Moments after landing in Beirut on November 21, Lebanese Prime Minister Saad Hariri visited the grave of his late father Rafiq. The symbolism of that move, after his enigmatic resignation on November 4, defines the Hariri dynasty that has now survived the 2005 assassination of its founder Rafiq and a recent quasi coup attempt against the heir Saad.
That dynasty has been beset in the past few years by its Saudi enabler, dissolving its construction empire and reprimanding its reluctance to confront Hezbollah.

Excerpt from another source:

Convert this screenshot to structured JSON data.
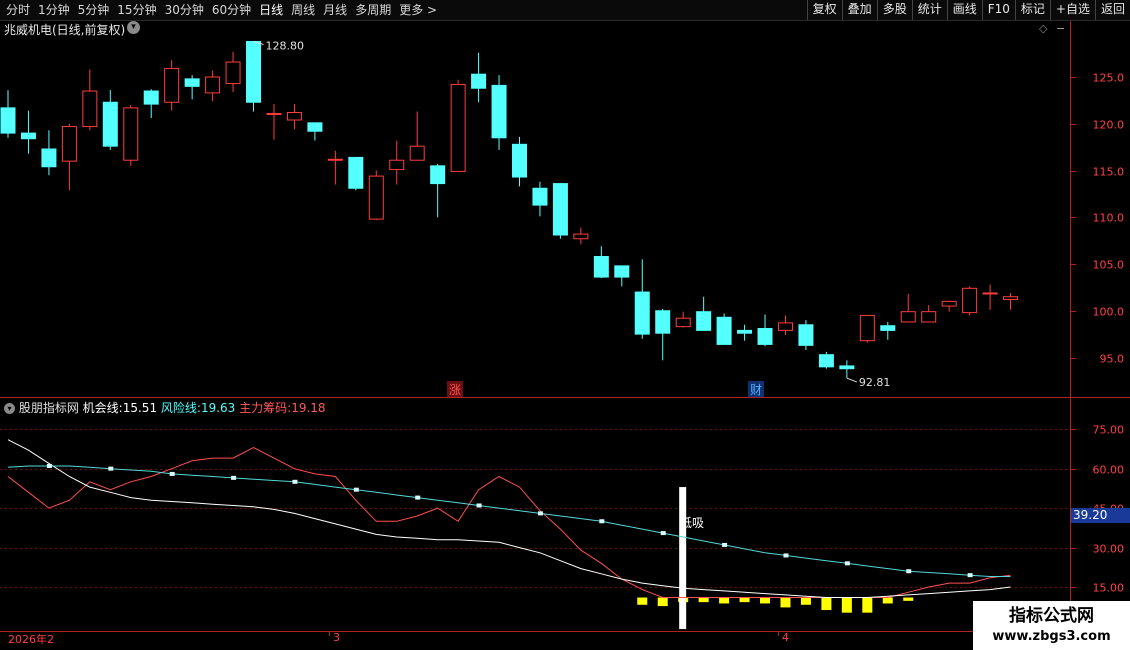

The prime minister’s triumphant return to Beirut followed by the decision to suspend his resignation breathed new life into the Hariri dynasty and the Lebanese oligarchy that embraced Saad. However, containing the long-term repercussions of Lebanon’s latest political turmoil will largely depend on the relation between that dynasty and its enabler. It is a relation shaped by four factors: the shakeup in Saudi politics, the Saudi-Iranian regional enmity, Lebanon’s internal dynamics and the struggle within Hariri’s Future Movement (al-Mustaqbal).
It is now increasingly apparent that Hariri’s abrupt resignation was about Saudi, not Lebanese politics. Riyadh treated Lebanon’s prime minister as a Saudi citizen whose businesses have long been under Crown Prince Mohammad bin Salman’s intense scrutiny. What Riyadh will do about Saudi Oger, the construction business empire that Rafiq Hariri built, is crucial, as Saad Hariri must secure financial resources to sustain the dynasty and fund his election campaign in Lebanon.